I was recently doing some array manipulation and needed to do some complex filtering. I had two arrays with tickets, and each ticket had an id and a number property (representing different data). I needed a way to filter my oldTickets array to only include tickets found in my newTickets array. I chose to use the built in Array .filter method and iterate over the two arrays.

Note: I realize that the big O here is n², which is pretty inefficient. For what I was working on, that was ok.

Here's the starting code that I wrote in order to filter my arrays (included are some declarations for the ticket arrays, to demonstrate what the data looks like):

const oldTickets = [
	{ id: 1, number: "2"},
	{ id: 2, number: "3"}

const newTickets = [
	{ id: 1, number: "2"}

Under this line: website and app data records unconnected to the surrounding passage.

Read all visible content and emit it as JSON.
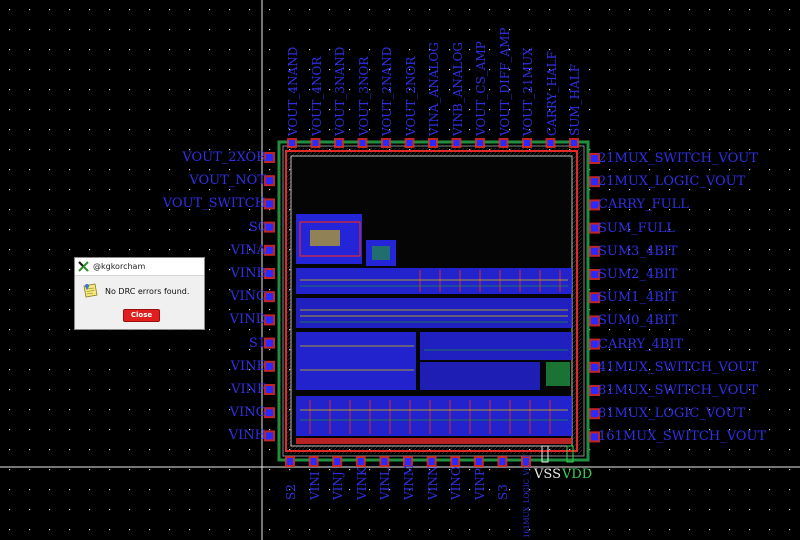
{
  "window": {
    "app_title": "@kgkorcham"
  },
  "layout": {
    "top_pins": [
      "VOUT_4NAND",
      "VOUT_4NOR",
      "VOUT_3NAND",
      "VOUT_3NOR",
      "VOUT_2NAND",
      "VOUT_2NOR",
      "VINA_ANALOG",
      "VINB_ANALOG",
      "VOUT_CS_AMP",
      "VOUT_DIFF_AMP",
      "VOUT_21MUX",
      "CARRY_HALF",
      "SUM_HALF"
    ],
    "left_pins": [
      "VOUT_2XOR",
      "VOUT_NOT",
      "VOUT_SWITCH",
      "S0",
      "VINA",
      "VINB",
      "VINC",
      "VIND",
      "S1",
      "VINE",
      "VINF",
      "VING",
      "VINH"
    ],
    "right_pins": [
      "21MUX_SWITCH_VOUT",
      "21MUX_LOGIC_VOUT",
      "CARRY_FULL",
      "SUM_FULL",
      "SUM3_4BIT",
      "SUM2_4BIT",
      "SUM1_4BIT",
      "SUM0_4BIT",
      "CARRY_4BIT",
      "41MUX_SWITCH_VOUT",
      "81MUX_SWITCH_VOUT",
      "81MUX_LOGIC_VOUT",
      "161MUX_SWITCH_VOUT"
    ],
    "bottom_pins": [
      "S2",
      "VINI",
      "VINJ",
      "VINK",
      "VINL",
      "VINM",
      "VINN",
      "VINO",
      "VINP",
      "S3",
      "161MUX_LOGIC_VOUT"
    ],
    "power_pins": {
      "vss": "VSS",
      "vdd": "VDD"
    },
    "colors": {
      "background": "#000000",
      "pin_text": "#2f2fe6",
      "metal_blue": "#2a2aff",
      "poly_red": "#e22a2a",
      "guard_green": "#1f8f3f",
      "vss": "#e8e8e8",
      "vdd": "#39d353"
    }
  },
  "dialog": {
    "title": "@kgkorcham",
    "icon": "note-icon",
    "message": "No DRC errors found.",
    "close_label": "Close"
  }
}
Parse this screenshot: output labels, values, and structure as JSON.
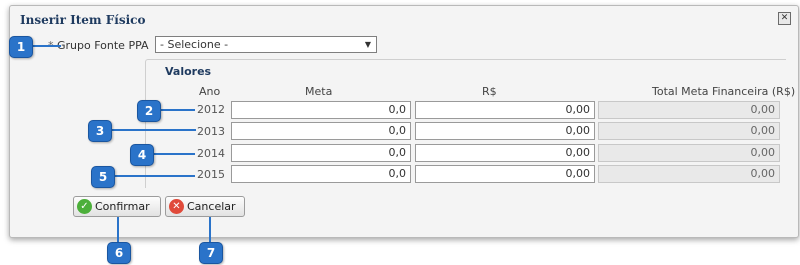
{
  "dialog": {
    "title": "Inserir Item Físico",
    "close_icon": "close-icon"
  },
  "form": {
    "required_marker": "*",
    "grupo_label": "Grupo Fonte PPA",
    "grupo_value": "- Selecione -"
  },
  "valores": {
    "title": "Valores",
    "columns": [
      "Ano",
      "Meta",
      "R$",
      "Total Meta Financeira (R$)"
    ],
    "rows": [
      {
        "ano": "2012",
        "meta": "0,0",
        "rs": "0,00",
        "total": "0,00"
      },
      {
        "ano": "2013",
        "meta": "0,0",
        "rs": "0,00",
        "total": "0,00"
      },
      {
        "ano": "2014",
        "meta": "0,0",
        "rs": "0,00",
        "total": "0,00"
      },
      {
        "ano": "2015",
        "meta": "0,0",
        "rs": "0,00",
        "total": "0,00"
      }
    ]
  },
  "buttons": {
    "confirm_label": "Confirmar",
    "cancel_label": "Cancelar"
  },
  "callouts": [
    "1",
    "2",
    "3",
    "4",
    "5",
    "6",
    "7"
  ],
  "colors": {
    "callout_blue": "#2a73c9",
    "confirm_green": "#4caf3a",
    "cancel_red": "#e04a3a"
  }
}
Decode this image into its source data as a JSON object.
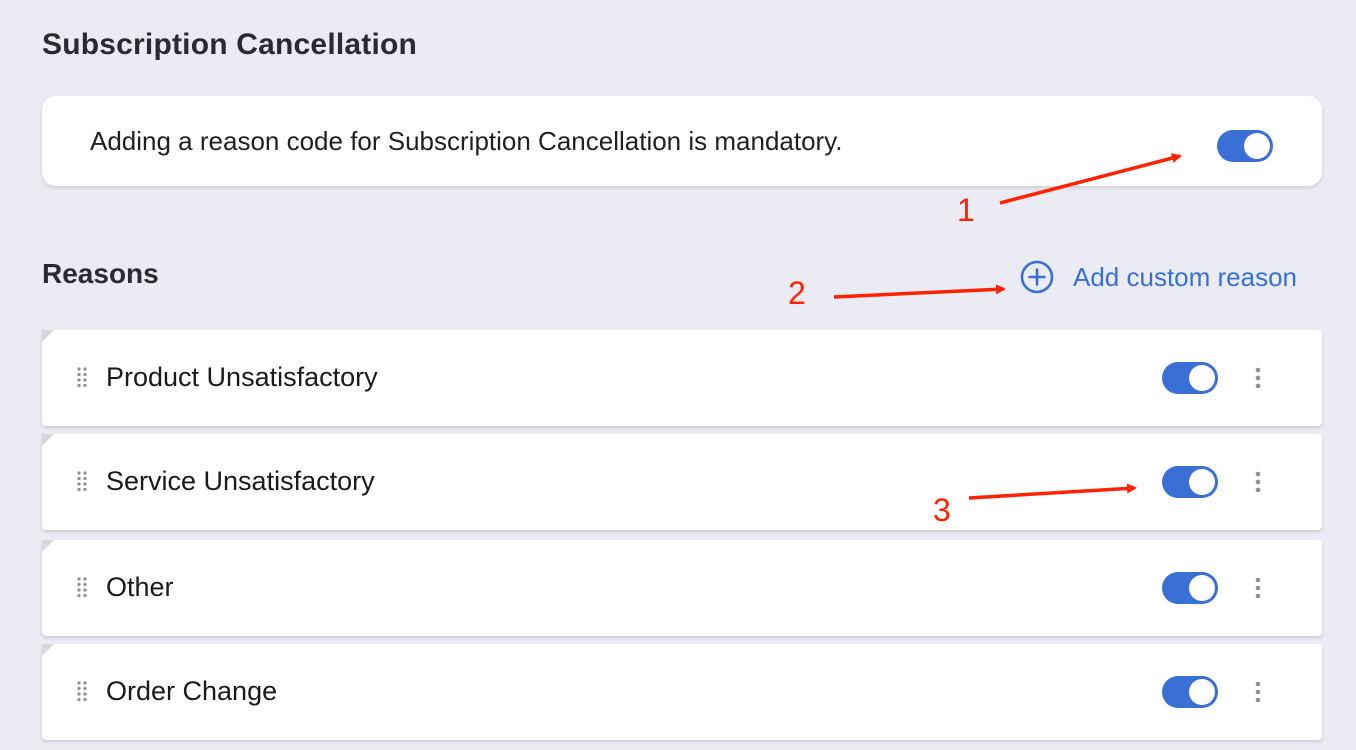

const tickets = oldTickets.filter((oldTicket) => {
	const isOldTicketFound = newTickets.find((newTicket) => {
		return oldTicket.id === newTicket.id && oldTicket.number === newTicket.number;	
	return isOldTicketFound;

The .filter method expects a boolean to know if it should keep the current item or discard it. The .find method looks in the newTickets array, checks if the current oldTicket is found, and returns true or false accordingly.

Note: both .filter and .find iterate over the tickets, which is where oldTicket and newTicket come from.

Identifying a Pattern

After writing the code, I recognized that I had the ticket comparison code in multiple places. I wanted to write a generic ticket equality checker, but I realized that I needed to be able to access both newTicket and oldTicket. While this could be solved by writing a function that takes two arguments, newTicket and oldTicket, I decided to make use of closures instead. This would allow me to declare a function with oldTicket "saved" inside of it.

I started off by writing my closure function:

const makeTicketEqualityChecker = (oldTicket) => {
  return (newTicket) => {
    return oldTicket.id === newTicket.id && oldTicket.number === newTicket.number;

This function takes in an argument of oldTicket and then returns a function. The inner function references oldTicket from the outer function, so it retains the original oldTicket argument for executing later.

Using the Closure

After writing that closure, I could make use of it in my original filter function:

const tickets = oldTickets.filter((oldTicket) => {
	const isEqualToOldTicket = makeTicketEqualityChecker(oldTicket);

	const isOldTicketFound = newTickets.find((newTicket) => isEqualToOldTicket(newTicket));
	return isOldTicketFound;

On line 2 I assign the return function of ticketEqualityFactory to isEqualToOldTicket. By this point I've enclosed the value of oldTicket inside of isEqualToOldTicket. When I call isEqualToOldTicket in my .find function, it takes in the value of newTicket, compares it against the "saved" value of oldTicket, and returns if they are equal or not.